Eddie Bartlett (James Cagney) and George Hally (Humphrey Bogart) are buddies in combat in France during world War I. They meet and befriend Lloyd Hart (Jeffrey Lynn), a law school student, at the tail end of the war. While George’s post-war plans may not exactly be on the right side of the law, Eddie is an upstanding citizen who wants to work hard at the garage where he worked before the war, saving up enough money to open up his own place some day.
Back in the US, things don’t quite go as planned. Eddie isn’t able to get his old job back. The girl he’d been corresponding with during the war, Jean Sherman (Priscilla Lane), turns out to be a mere teenager. And soon, the Volstead Act passes, beginning the long and difficult era of prohibition.

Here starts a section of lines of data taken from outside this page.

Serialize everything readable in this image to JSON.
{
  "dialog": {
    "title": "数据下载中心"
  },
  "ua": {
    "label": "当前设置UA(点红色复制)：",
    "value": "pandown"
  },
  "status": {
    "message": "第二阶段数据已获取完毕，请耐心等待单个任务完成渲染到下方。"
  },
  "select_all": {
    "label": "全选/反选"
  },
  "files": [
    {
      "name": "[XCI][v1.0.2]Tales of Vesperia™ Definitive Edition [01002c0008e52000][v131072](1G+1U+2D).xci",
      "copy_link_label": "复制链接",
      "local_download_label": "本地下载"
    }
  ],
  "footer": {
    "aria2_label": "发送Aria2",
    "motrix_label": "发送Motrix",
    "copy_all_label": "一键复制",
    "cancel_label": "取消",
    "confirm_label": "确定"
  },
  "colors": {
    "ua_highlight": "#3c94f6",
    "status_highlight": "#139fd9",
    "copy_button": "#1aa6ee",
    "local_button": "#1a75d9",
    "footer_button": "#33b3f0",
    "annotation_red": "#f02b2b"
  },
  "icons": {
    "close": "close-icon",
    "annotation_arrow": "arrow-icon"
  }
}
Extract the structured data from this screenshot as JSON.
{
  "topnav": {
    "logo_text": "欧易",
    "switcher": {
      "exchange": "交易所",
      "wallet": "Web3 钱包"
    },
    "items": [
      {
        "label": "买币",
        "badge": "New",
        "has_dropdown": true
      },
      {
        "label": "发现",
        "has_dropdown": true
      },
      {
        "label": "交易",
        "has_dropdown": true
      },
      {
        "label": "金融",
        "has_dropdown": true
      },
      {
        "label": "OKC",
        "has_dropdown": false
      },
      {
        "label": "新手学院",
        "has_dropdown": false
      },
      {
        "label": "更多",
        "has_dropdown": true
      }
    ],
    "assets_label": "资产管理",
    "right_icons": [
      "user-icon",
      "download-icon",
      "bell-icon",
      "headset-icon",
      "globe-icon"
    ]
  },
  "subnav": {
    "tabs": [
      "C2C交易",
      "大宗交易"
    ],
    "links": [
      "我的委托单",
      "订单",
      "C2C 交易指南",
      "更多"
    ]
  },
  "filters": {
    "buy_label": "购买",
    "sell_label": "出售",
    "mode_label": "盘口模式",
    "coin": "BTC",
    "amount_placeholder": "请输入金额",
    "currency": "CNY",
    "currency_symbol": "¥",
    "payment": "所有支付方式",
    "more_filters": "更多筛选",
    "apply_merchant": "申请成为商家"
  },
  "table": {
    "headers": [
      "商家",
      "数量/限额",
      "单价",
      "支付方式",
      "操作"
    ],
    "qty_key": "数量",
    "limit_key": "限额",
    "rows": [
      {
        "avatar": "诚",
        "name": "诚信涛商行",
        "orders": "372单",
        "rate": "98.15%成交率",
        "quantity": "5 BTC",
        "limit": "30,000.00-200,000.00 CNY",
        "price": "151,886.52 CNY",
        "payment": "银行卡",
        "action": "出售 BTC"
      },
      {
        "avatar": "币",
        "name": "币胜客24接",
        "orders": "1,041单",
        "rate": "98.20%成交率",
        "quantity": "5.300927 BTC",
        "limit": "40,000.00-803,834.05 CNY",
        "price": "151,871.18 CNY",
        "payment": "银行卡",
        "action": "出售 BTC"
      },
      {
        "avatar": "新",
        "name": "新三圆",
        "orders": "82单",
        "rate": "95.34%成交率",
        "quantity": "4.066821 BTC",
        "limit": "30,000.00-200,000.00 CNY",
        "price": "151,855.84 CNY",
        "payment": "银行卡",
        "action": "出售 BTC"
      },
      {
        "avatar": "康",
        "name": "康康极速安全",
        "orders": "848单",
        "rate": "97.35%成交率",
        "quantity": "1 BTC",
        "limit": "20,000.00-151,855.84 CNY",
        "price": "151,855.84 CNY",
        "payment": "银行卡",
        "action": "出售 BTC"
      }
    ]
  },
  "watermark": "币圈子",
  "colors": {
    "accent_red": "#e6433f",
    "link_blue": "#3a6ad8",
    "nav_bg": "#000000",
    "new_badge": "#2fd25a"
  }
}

With prohibition in place, Eddie is working as a cab driver. After being asked by a passenger to deliver something to Panama Smith (who happens to be the owner of a speakeasy, and is portrayed by Gladys George), Eddie is arrested, and so begins his journey into the world of bootlegging. As the 1920s progress, Eddie gets further absorbed into the criminal world, finding both great riches and a whole lot of trouble.
Raoul Walsh (1941’s High Sierra, 1949’s White Heat) directs 1939’s The Roaring Twenties, a film that covers a pretty large time span from the end of World War I all the way to the Christmas season of 1929. The film is based on an original story by Mark Hellinger (1946’s The Killers) and was adapted for the screen by Jerry Wald (They Drive By Night), Richard Macaulay (Born to Kill) and Robert Rossen (The Strange Love of Martha Ivers).
I’d be lying if I said The Roaring Twenties didn’t draw me in with its pretty, sparkly opening titles. Top that off with a bit of text about how the characters are based on the writer’s cronies and how these true events should be remembered, and you’ve won me over less than five minutes into the thing. Top it off again with the incorporation of newsreel-style narration/footage throughout the entire film (which is not only a great technique on its own, but also gives relevant background information as to what’s going on in the world that these characters live in) and I might start crying a little bit out of joy. Plot and performances aside, The Roaring Twenties delivers in so many ways that I was doomed to love it from the start.
Of course, that’s not to say that the plot and performances are disappointing. In fact, I was highly impressed with those elements as well. This film has it all: great performances, interesting characters and an engaging story. There’s a mix of crime and love quadrangle (Eddie loves Jean, but Jean loves Lloyd! And Lloyd loves Jean too, while Panama pines for Eddie! How will they ever get that one worked out?) working together to keep the viewer’s mind occupied at all times.
All of these things work together to make the film entirely gripping. It’s one of those films that just “clicks.” There are no slow or boring moments to speak of, and though the film isn’t quite as high on suspense as some crime dramas, it hooks the viewer and includes a number of high-tension moments to bolster anxiety in the audience. Even the ending is fantastic. It appears that it will be predictable, but ends up throwing one final unexpected moment at the viewer and is surprisingly very emotional, leaving a big impression on the audience.
Sympathy is built for Cagney’s character early on. He’s an honest man who just wants to work hard and making a living for himself through his determination. But when he can’t find regular employment aside from a not-so-great cab driving gig, he turns to crime in order to make a living. This character is a reverse of those that Cagney played in films like Picture Snatcher, where he portrayed a “bad” man attempting to go “good” and get an honest gig. I’m about as law-abiding as they come, but even I could easily sympathize with Eddie’s predicament when he couldn’t reach his goal of owning a garage and got caught up in a life of crime instead.
The Roaring Twenties is a fantastic, entirely gripping film that boasts spot-on performances and a perfectly bleak story. It gives the viewer an exciting peek into the bootlegging industry that ran so rampant during the prohibition era. The score: 5/5!
This was yet another blind purchase where I was wooed by the fancy Warner features. (Damn you, Warner, for luring me in and taking my paychecks! – But I love you.) As usual, these irresistible features don’t disappoint and were almost as enjoyable for me to absorb as the film itself. Included is another Warner Night at the Movies, this time with an introduction by Leonard Maltin, which includes the following short subjects:
- Trailer: Each Dawn I Die
- Newsreel: “News of the Day”
- Musical short: All Girl Revue (1940), featuring a pre-stardom June Allyson
- Comedy short: The Great Library Misery (1938), adapted from a popular radio program
- Animated short: Merrie Melodies “Thugs With Dirty Mugs” (1939), a spoof of gangster films
In addition to the Warner Night at the Movies, commentary for the film is provided by historian Dr. Lincoln Hurst, and there is a featurette titled The Roaring ’20s: The World Moves On, which can be found in the special features menu. And on top of that (As though it could get any better!) the picture and sound quality of the film and all of the additional features is absolutely top-notch. DVD score: 5/5!